In the latest update released on November 20, PowerBI has added support for R. The desktop edition of Microsoft’s data visualization and reporting tool now allows you to run an R script to generate data; the resulting data frames from the script can then be used for data visualization or any other activities within Power BI. This PowerBI Support article provides the details. Simply select the new ‘Execute R Script’ option within the Other section of the ‘Get Data’ dialog, and paste in the R script you want to run.
Discretization of numerical data is one of the most influential data preprocessing tasks in knowledge discovery and data mining. The purpose of attribute discretization is to find concise data representations as categories which are adequate for the learning task retaining as much information in the original continuous attribute as possible. In this article, we present an updated overview of discretization techniques in conjunction with a complete taxonomy of the leading discretizers. Despite the great impact of discretization as data preprocessing technique, few elementary approaches have been developed in the literature for Big Data. The purpose of this article is twofold: a comprehensive taxonomy of discretization techniques to help the practitioners in the use of the algorithms is presented; the article aims is to demonstrate that standard discretization methods can be parallelized in Big Data platforms such as Apache Spark, boosting both performance and accuracy. We thus propose a distributed implementation of one of the most well-known discretizers based on Information Theory, obtaining better results than the one produced by: the entropy minimization discretizer proposed by Fayyad and Irani. Our scheme goes beyond a simple parallelization and it is intended to be the first to face the Big Data challenge.
Early in 2014, Simple was a mid-stage startup with only a single analytics-focused employee. When we wanted to answer a question about customer behavior or business performance, we would have to query production databases. Everybody in the company wanted to make informed decisions, from engineering to product strategy to business development to customer relations, so it was clear that we needed to build a data warehouse and a team to support it.
This week we celebrate Thanksgiving and Black Friday with a fun puzzle and our first look at Markov Chains!
Refinery is an open source platform for the massive analysis of large unstructured document collections using the latest state of the art topic models. The goal of Refinery is to simplify this process within an intuitive web-based interface. What makes Refinery unique is that its meant to be run locally, thus bypassing the need for securing document collections over the internet. Refinery was developed by myself and Ben Swanson at MIT Media Lab. It was also the recipient of the Knight Prototype Award in 2014.

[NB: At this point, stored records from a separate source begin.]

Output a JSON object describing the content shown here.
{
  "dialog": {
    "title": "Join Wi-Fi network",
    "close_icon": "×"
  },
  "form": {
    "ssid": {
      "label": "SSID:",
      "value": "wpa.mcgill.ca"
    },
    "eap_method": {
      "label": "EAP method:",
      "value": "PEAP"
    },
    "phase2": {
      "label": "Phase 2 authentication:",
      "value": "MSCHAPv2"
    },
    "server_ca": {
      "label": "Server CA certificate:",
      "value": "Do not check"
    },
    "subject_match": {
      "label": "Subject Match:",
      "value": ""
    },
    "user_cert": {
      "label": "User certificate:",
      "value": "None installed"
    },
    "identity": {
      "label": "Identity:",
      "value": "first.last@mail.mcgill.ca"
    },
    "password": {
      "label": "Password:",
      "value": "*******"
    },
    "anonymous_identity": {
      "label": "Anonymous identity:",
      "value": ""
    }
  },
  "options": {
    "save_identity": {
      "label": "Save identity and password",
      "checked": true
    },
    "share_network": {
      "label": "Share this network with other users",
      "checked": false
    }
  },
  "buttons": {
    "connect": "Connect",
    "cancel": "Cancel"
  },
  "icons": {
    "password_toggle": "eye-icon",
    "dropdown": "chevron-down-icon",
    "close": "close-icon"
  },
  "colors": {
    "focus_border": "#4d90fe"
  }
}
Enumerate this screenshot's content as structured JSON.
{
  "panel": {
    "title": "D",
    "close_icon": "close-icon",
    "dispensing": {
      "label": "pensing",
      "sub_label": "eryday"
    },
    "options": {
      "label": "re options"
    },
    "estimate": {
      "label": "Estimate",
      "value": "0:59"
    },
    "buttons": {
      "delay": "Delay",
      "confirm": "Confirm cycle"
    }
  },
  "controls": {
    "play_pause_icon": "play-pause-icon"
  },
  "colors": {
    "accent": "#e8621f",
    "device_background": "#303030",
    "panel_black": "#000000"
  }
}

The Flavour of Physics competition challenged Kagglers to identify a rare decay phenomenon (τ- → μ+μ-μ- or τ → 3μ) to help establish proof of ‘new physics’. The competition was an exciting opportunity for the community to collaborate with scientists from the LHCb experiment at CERN. 706 data scientists on 673 teams participated, grappling with the complex subject matter and unusual competition setup. Josef Slavicek finished 3rd with the help of XGBoost (and a lucky typo). Below he explains the competition design, its potential weaknesses, and his wild path to the top of the leaderboard.
In this post I want to discuss an Internets phenomena knows as bots, specifically Twitter bots. I’m focusing on Twitter bots primarily because they’re fun and funny, but also because Twitter happens to provide a rich and comprehensive API that allows users to access information about the platform and how it’s used. In short, it makes for a compelling demonstration of Python’s prowess for data analysis work, and also areas of relative weakness.
Arabesque provides an elegant solution to the difficult problem of graph mining that lets a user easily express graph algorithms and efficiently distribute the computation.
The objective of this blog post is demonstrate how to use Apache SparkR to power Shiny applications. I have been curious about what the use cases for a “Shiny-SparkR” application would be and how to develop and deploy such an app.
R can handle fairly big data working on a single machine, 2B (2E9) rows and couple of columns require about 100 GB of memory. This is already well enough to care about performance. With this post I’m going discuss scalability of filter queries.
Suppose you have data from a discrete power law with exponent α. That is, the probability of an outcome n is proportional to n-α. How can you recover α? A naive approach would be to gloss over the fact that you have discrete data and use the MLE (maximum likelihood estimator) for continuous data. That does a very poor job . The discrete case needs its own estimator.